Input section start

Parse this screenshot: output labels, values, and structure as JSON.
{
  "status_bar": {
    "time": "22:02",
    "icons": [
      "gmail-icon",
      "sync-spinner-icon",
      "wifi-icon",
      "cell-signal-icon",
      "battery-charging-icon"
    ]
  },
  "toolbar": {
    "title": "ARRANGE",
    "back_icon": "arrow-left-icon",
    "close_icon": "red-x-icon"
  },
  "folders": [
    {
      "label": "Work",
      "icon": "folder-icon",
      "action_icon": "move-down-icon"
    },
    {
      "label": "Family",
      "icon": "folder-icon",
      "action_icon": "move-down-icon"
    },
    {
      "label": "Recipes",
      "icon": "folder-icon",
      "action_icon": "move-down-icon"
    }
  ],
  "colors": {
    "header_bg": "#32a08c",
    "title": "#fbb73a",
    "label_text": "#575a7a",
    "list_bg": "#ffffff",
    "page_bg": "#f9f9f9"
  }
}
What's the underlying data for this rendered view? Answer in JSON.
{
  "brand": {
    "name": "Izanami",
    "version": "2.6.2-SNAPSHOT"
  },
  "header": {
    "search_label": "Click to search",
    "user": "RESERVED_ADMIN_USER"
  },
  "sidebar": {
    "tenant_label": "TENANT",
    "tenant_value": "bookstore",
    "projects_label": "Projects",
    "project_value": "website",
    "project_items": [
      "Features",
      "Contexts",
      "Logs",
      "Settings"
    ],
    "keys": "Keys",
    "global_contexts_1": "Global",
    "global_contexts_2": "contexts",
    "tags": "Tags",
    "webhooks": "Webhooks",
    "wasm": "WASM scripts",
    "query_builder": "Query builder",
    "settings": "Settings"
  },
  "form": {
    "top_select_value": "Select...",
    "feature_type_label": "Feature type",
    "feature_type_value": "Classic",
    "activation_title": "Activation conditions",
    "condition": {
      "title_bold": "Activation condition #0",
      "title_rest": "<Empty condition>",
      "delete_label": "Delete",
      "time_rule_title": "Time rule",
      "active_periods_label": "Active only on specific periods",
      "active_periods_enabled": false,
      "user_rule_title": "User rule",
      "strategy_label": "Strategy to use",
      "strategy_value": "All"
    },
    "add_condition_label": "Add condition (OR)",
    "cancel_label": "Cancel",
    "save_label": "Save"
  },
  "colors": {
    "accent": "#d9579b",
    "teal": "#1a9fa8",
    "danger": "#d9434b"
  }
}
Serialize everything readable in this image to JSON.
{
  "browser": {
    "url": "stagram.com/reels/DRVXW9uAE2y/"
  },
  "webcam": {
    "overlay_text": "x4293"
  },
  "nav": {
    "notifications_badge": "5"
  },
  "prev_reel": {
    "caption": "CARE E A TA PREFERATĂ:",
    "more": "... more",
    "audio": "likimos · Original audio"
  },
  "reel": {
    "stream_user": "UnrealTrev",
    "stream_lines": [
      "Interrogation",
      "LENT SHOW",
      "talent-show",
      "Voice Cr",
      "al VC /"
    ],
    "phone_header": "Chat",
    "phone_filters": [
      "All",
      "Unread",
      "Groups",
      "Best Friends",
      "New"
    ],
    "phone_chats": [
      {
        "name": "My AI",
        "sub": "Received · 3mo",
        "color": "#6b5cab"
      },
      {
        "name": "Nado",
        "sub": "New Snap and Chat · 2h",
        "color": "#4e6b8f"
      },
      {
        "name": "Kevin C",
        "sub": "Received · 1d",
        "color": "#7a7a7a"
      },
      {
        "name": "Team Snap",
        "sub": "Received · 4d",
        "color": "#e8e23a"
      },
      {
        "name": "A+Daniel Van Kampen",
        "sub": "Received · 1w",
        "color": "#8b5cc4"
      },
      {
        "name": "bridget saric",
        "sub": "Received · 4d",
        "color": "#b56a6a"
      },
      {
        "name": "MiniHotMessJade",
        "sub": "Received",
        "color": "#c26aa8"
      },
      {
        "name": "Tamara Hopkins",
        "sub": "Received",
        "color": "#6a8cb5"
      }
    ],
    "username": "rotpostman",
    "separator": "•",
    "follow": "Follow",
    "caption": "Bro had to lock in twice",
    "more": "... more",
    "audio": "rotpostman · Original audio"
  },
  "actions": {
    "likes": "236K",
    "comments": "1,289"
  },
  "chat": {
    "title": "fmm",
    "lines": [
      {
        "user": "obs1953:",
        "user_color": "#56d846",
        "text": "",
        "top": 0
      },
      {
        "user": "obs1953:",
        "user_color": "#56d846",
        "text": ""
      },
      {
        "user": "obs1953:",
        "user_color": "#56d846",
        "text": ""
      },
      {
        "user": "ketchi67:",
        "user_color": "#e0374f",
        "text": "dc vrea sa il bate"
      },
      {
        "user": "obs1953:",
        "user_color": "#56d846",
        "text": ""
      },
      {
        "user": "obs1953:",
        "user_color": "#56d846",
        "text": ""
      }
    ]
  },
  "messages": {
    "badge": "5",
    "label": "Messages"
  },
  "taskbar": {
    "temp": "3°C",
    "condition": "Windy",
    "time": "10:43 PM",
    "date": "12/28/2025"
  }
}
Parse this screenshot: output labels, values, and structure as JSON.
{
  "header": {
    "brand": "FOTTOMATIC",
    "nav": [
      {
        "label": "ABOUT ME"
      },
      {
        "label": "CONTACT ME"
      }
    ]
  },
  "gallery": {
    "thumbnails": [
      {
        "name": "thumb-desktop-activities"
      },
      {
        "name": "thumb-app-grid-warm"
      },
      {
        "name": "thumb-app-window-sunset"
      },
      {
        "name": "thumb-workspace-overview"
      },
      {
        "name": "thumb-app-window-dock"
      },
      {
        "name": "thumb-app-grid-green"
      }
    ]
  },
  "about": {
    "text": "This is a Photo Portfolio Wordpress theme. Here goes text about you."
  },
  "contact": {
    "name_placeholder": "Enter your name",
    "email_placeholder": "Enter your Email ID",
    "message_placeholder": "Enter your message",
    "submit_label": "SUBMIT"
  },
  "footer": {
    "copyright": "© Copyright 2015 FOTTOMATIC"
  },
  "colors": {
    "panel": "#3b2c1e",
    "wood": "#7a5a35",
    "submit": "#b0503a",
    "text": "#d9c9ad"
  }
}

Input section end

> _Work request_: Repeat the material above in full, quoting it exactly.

> _Your solution_:
Parse this screenshot: output labels, values, and structure as JSON.
{
  "status_bar": {
    "time": "22:02",
    "icons": [
      "gmail-icon",
      "sync-spinner-icon",
      "wifi-icon",
      "cell-signal-icon",
      "battery-charging-icon"
    ]
  },
  "toolbar": {
    "title": "ARRANGE",
    "back_icon": "arrow-left-icon",
    "close_icon": "red-x-icon"
  },
  "folders": [
    {
      "label": "Work",
      "icon": "folder-icon",
      "action_icon": "move-down-icon"
    },
    {
      "label": "Family",
      "icon": "folder-icon",
      "action_icon": "move-down-icon"
    },
    {
      "label": "Recipes",
      "icon": "folder-icon",
      "action_icon": "move-down-icon"
    }
  ],
  "colors": {
    "header_bg": "#32a08c",
    "title": "#fbb73a",
    "label_text": "#575a7a",
    "list_bg": "#ffffff",
    "page_bg": "#f9f9f9"
  }
}
What's the underlying data for this rendered view? Answer in JSON.
{
  "brand": {
    "name": "Izanami",
    "version": "2.6.2-SNAPSHOT"
  },
  "header": {
    "search_label": "Click to search",
    "user": "RESERVED_ADMIN_USER"
  },
  "sidebar": {
    "tenant_label": "TENANT",
    "tenant_value": "bookstore",
    "projects_label": "Projects",
    "project_value": "website",
    "project_items": [
      "Features",
      "Contexts",
      "Logs",
      "Settings"
    ],
    "keys": "Keys",
    "global_contexts_1": "Global",
    "global_contexts_2": "contexts",
    "tags": "Tags",
    "webhooks": "Webhooks",
    "wasm": "WASM scripts",
    "query_builder": "Query builder",
    "settings": "Settings"
  },
  "form": {
    "top_select_value": "Select...",
    "feature_type_label": "Feature type",
    "feature_type_value": "Classic",
    "activation_title": "Activation conditions",
    "condition": {
      "title_bold": "Activation condition #0",
      "title_rest": "<Empty condition>",
      "delete_label": "Delete",
      "time_rule_title": "Time rule",
      "active_periods_label": "Active only on specific periods",
      "active_periods_enabled": false,
      "user_rule_title": "User rule",
      "strategy_label": "Strategy to use",
      "strategy_value": "All"
    },
    "add_condition_label": "Add condition (OR)",
    "cancel_label": "Cancel",
    "save_label": "Save"
  },
  "colors": {
    "accent": "#d9579b",
    "teal": "#1a9fa8",
    "danger": "#d9434b"
  }
}
Serialize everything readable in this image to JSON.
{
  "browser": {
    "url": "stagram.com/reels/DRVXW9uAE2y/"
  },
  "webcam": {
    "overlay_text": "x4293"
  },
  "nav": {
    "notifications_badge": "5"
  },
  "prev_reel": {
    "caption": "CARE E A TA PREFERATĂ:",
    "more": "... more",
    "audio": "likimos · Original audio"
  },
  "reel": {
    "stream_user": "UnrealTrev",
    "stream_lines": [
      "Interrogation",
      "LENT SHOW",
      "talent-show",
      "Voice Cr",
      "al VC /"
    ],
    "phone_header": "Chat",
    "phone_filters": [
      "All",
      "Unread",
      "Groups",
      "Best Friends",
      "New"
    ],
    "phone_chats": [
      {
        "name": "My AI",
        "sub": "Received · 3mo",
        "color": "#6b5cab"
      },
      {
        "name": "Nado",
        "sub": "New Snap and Chat · 2h",
        "color": "#4e6b8f"
      },
      {
        "name": "Kevin C",
        "sub": "Received · 1d",
        "color": "#7a7a7a"
      },
      {
        "name": "Team Snap",
        "sub": "Received · 4d",
        "color": "#e8e23a"
      },
      {
        "name": "A+Daniel Van Kampen",
        "sub": "Received · 1w",
        "color": "#8b5cc4"
      },
      {
        "name": "bridget saric",
        "sub": "Received · 4d",
        "color": "#b56a6a"
      },
      {
        "name": "MiniHotMessJade",
        "sub": "Received",
        "color": "#c26aa8"
      },
      {
        "name": "Tamara Hopkins",
        "sub": "Received",
        "color": "#6a8cb5"
      }
    ],
    "username": "rotpostman",
    "separator": "•",
    "follow": "Follow",
    "caption": "Bro had to lock in twice",
    "more": "... more",
    "audio": "rotpostman · Original audio"
  },
  "actions": {
    "likes": "236K",
    "comments": "1,289"
  },
  "chat": {
    "title": "fmm",
    "lines": [
      {
        "user": "obs1953:",
        "user_color": "#56d846",
        "text": "",
        "top": 0
      },
      {
        "user": "obs1953:",
        "user_color": "#56d846",
        "text": ""
      },
      {
        "user": "obs1953:",
        "user_color": "#56d846",
        "text": ""
      },
      {
        "user": "ketchi67:",
        "user_color": "#e0374f",
        "text": "dc vrea sa il bate"
      },
      {
        "user": "obs1953:",
        "user_color": "#56d846",
        "text": ""
      },
      {
        "user": "obs1953:",
        "user_color": "#56d846",
        "text": ""
      }
    ]
  },
  "messages": {
    "badge": "5",
    "label": "Messages"
  },
  "taskbar": {
    "temp": "3°C",
    "condition": "Windy",
    "time": "10:43 PM",
    "date": "12/28/2025"
  }
}
Parse this screenshot: output labels, values, and structure as JSON.
{
  "header": {
    "brand": "FOTTOMATIC",
    "nav": [
      {
        "label": "ABOUT ME"
      },
      {
        "label": "CONTACT ME"
      }
    ]
  },
  "gallery": {
    "thumbnails": [
      {
        "name": "thumb-desktop-activities"
      },
      {
        "name": "thumb-app-grid-warm"
      },
      {
        "name": "thumb-app-window-sunset"
      },
      {
        "name": "thumb-workspace-overview"
      },
      {
        "name": "thumb-app-window-dock"
      },
      {
        "name": "thumb-app-grid-green"
      }
    ]
  },
  "about": {
    "text": "This is a Photo Portfolio Wordpress theme. Here goes text about you."
  },
  "contact": {
    "name_placeholder": "Enter your name",
    "email_placeholder": "Enter your Email ID",
    "message_placeholder": "Enter your message",
    "submit_label": "SUBMIT"
  },
  "footer": {
    "copyright": "© Copyright 2015 FOTTOMATIC"
  },
  "colors": {
    "panel": "#3b2c1e",
    "wood": "#7a5a35",
    "submit": "#b0503a",
    "text": "#d9c9ad"
  }
}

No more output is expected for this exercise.